Evangelical “sleeper cells” among Orthodox Jews?

Suspicious about proselytizing initiatives targeting Jews, anti- missionary Jewish groups over the past few years have exposed several Christian missionaries posing as Orthodox Jews, including most recently a father and son who had changed their name from Dawson to Isaacson and been active as Orthodox rabbis in several U.S. Jewish communities, reports the Jewish Chronicle (October 21). A few months earlier, another missionary who had lived as an Orthodox rabbi in Jerusalem along with his family, and who had even launched a small yeshiva (seminary) of his own while being supported at least at some point by MorningStar Ministries in South Carolina, had been denounced by the anti-missionary group Beyneynu (Jewish Chronicle, May 6 and 17). In both cases, despite their claims, the missionary rabbis apparently had no Jewish background, and beyond the deceit and the concerns about any type of missionary activities toward Jews, the specific tactic they adopted raised another critical issue from the viewpoint of Jewish law (Halacha)—the fact that the rituals in which they were involved were invalid and needed to be repeated.

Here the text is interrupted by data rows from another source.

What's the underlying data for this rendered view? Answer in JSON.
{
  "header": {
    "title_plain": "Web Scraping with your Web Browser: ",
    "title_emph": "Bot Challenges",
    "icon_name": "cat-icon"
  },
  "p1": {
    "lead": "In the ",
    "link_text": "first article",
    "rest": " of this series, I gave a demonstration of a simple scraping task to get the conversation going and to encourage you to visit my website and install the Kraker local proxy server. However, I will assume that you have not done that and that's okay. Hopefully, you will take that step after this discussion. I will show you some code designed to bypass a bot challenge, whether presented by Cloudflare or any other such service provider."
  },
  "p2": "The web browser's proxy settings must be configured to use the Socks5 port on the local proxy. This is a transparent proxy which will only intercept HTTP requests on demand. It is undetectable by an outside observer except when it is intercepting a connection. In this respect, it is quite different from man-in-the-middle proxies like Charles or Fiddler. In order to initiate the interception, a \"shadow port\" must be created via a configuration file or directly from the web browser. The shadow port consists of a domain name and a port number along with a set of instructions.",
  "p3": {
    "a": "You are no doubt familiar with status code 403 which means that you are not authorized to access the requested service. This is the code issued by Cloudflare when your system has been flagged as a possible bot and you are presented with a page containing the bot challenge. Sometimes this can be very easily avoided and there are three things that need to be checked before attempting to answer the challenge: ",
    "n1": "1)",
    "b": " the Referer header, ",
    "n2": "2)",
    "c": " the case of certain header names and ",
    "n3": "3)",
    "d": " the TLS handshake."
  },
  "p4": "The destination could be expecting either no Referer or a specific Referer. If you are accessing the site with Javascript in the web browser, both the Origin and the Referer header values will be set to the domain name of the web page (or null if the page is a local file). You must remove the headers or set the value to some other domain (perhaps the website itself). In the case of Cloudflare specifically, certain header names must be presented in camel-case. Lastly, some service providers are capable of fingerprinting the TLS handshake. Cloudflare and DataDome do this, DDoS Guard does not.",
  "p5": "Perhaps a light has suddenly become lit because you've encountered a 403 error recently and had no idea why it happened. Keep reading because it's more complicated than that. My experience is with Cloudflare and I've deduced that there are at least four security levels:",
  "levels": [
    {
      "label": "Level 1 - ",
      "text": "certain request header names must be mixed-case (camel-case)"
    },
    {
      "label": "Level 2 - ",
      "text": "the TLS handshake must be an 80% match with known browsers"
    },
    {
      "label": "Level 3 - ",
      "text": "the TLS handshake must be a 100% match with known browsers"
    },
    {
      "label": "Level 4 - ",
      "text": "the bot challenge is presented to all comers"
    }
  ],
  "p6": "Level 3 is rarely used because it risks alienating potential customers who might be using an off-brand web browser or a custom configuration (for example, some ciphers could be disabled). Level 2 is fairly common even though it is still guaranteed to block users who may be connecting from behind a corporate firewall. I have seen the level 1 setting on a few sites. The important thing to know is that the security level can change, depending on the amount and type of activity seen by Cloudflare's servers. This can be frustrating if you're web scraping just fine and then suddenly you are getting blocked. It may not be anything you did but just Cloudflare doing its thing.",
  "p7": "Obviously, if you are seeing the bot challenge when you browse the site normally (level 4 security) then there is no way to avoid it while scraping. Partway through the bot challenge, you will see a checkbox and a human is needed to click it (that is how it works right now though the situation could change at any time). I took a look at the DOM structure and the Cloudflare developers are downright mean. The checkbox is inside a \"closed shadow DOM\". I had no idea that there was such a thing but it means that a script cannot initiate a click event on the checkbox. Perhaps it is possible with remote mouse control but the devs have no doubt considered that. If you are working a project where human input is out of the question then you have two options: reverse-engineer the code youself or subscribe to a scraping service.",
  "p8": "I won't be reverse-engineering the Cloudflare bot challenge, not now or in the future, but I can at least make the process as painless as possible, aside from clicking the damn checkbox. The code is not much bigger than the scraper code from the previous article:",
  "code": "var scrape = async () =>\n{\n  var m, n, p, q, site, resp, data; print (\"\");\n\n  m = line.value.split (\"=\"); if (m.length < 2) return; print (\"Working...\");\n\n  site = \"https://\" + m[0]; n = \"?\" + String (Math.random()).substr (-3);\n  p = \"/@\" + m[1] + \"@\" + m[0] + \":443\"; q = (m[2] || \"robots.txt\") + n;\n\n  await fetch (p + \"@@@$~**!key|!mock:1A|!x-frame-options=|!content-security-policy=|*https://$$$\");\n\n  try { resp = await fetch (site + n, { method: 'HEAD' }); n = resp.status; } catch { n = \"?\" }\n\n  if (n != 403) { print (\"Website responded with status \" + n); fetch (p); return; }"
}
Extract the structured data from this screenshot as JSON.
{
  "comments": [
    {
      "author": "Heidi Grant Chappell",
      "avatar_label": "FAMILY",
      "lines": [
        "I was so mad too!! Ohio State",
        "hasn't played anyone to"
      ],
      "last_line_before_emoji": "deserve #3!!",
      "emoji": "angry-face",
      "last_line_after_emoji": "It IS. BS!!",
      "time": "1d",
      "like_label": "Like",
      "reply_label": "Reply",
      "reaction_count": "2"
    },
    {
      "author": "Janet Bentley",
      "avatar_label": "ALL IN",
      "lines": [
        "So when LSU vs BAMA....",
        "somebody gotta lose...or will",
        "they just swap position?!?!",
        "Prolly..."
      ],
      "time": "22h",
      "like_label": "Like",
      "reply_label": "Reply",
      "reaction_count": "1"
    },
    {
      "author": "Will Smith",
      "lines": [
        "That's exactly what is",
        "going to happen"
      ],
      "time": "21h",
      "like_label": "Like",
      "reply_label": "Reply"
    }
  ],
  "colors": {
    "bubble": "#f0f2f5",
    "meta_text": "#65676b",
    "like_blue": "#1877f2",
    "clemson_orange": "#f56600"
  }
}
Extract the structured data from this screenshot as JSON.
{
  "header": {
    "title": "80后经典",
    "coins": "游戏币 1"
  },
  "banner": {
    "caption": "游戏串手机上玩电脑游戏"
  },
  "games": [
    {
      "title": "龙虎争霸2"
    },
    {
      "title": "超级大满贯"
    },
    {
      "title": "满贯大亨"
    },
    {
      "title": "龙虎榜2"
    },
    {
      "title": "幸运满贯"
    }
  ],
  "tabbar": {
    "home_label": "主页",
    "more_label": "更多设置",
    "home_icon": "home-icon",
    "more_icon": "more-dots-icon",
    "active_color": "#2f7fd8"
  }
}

Last spring, Michael Brown wrote in Townhall (May 4) that leading Christian evangelistic organizations addressing Jews were eager to disassociate themselves from deceptive missionary tactics, while differentiating between such practices and the hiding of beliefs that converts sometimes need to practice in specific environments. In Christianity Today (June 23), Jayson Casper wrote that “Messianic Jews were quick to distance themselves [from the practice].” Attempts to create “sleeper cells” among Orthodox Jews are seen as fringe initiatives and do not seem to have produced any converts anyway, while the ultra-Orthodox community remains largely untouched by missionary efforts. “[S]ince most Messianic Jews came from the non- Orthodox community, efforts to share the gospel with the ultra-Orthodox are still in their infancy,” Casper remarked.